In addition to his natural length, Mack’s aggressive on-ball defense is widely considered as one of the strengths of his game. This should fill a key void the Longhorns struggled with in 2014-15. Last season, Texas averaged a mere 3.8 steals per game. Not only is that bad for a Texas team with the talent this one has available, but it was one of the absolute worst in the entire nation, ranking 348th out of 351 programs. Mack is a considerable athlete, which will aid in him in likely becoming Texas’ second most imposing perimeter defender, alongside Holland. Assuming Smart implements the press as early and often as we expect, this should serve as an upgrade for Texas forcing turnovers and ultimately, finding easy baskets on a team that scored only 67.9 points per game in 2014-15, good for 164th in the NCAA.
As for Mack’s offense, what he’s able to bring to the table is completely up in the air and dependent on his minutes and opportunities that will surely be shared with a plethora of more experienced options. Mack’s highest praise has been his scoring ability, where he can provide points in bunches from multiple levels of the floor. He excels in transition and as a slasher attacking the rim, which is something Texas desperately lacked at times last season when the guards far-too-often stood around on the perimeter as the shot clock dwindled.
Mack hasn’t proven to be a lethal knockdown shooter from deep just yet and he isn’t the most consistent in from mid-range, but he’s also far from incapable of scoring from those areas. There isn’t a single player on the Longhorns roster with the ability to consistently score from each level, so this isn’t something that should do much to hinder Mack’s effectiveness.
What will likely play out as the most telling factor in how much offensive freedom and responsibility Mack receives as a freshman will be based off the performance of his teammates.
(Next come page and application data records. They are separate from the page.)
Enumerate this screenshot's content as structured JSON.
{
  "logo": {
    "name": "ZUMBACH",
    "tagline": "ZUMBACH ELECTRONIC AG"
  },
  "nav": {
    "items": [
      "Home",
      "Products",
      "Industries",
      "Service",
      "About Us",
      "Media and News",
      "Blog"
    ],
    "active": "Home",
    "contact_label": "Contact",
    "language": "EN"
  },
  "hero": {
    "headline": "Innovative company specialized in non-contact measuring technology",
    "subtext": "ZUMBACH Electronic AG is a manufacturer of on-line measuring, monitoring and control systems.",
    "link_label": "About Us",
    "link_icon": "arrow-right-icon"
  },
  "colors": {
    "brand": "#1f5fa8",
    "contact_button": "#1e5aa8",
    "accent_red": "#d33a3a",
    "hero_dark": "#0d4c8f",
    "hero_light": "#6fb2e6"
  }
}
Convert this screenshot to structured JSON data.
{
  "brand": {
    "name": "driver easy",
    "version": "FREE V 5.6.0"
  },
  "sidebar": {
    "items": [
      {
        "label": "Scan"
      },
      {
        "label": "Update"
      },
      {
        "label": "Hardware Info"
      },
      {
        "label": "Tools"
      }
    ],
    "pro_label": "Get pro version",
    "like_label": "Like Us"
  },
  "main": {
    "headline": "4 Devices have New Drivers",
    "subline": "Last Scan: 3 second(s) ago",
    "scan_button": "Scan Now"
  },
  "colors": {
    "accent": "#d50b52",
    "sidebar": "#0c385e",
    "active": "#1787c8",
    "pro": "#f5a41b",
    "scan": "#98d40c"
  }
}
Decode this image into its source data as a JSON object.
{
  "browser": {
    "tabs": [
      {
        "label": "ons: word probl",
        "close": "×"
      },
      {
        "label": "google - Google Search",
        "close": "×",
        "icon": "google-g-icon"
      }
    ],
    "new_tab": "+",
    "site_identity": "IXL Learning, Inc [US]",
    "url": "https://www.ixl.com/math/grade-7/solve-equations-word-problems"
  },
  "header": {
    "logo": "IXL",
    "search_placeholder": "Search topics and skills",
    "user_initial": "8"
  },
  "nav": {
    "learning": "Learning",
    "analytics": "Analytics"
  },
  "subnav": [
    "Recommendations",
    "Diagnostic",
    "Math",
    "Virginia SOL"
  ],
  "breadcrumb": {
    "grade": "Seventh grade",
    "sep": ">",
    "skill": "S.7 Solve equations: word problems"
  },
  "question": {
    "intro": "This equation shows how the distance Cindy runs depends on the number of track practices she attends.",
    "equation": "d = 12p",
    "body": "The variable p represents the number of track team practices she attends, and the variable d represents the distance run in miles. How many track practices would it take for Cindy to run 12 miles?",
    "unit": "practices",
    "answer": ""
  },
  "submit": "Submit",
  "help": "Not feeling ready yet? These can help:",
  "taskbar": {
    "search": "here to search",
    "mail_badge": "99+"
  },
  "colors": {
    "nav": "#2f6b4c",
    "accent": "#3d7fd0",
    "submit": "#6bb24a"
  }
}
As I mentioned earlier, Texas will have a exceptionally deep roster next season. With that, there’s the given that guys like Isaiah Taylor, Felix, Cameron Ridley, Yancy and Holland are all going to get their fair share of shots. The same goes for Connor Lammert and the other two incoming freshman with a proven ability to score in bunches. Factor in Maryland transfer Shaquille Cleare, Barnett and Prince Ibeh and you have a roster that will more than likely be void of one player heaving the ball 12-14 times per game, especially as a freshman in a crowded backcourt.
To become a relied upon weapon on the wing, Mack will have to show early on in the season how valuable he can be during the Longhorns’ non-conference slate, which will have some quality competition of its own; similar to the same opportunity Barnett saw as a freshman and failed to capitalize on. But ultimately, there's no reason to expect big things from Mack just yet. It would be an extreme long-shot to call Mack a one-year player in Austin and being able to have the skill-set he does with a coach like Shaka Smart and a roster that he can develop under and avoid being thrown into the fire from day one, Mack will have plenty of time to grow into a tremendous player for the Longhorns over the next few years.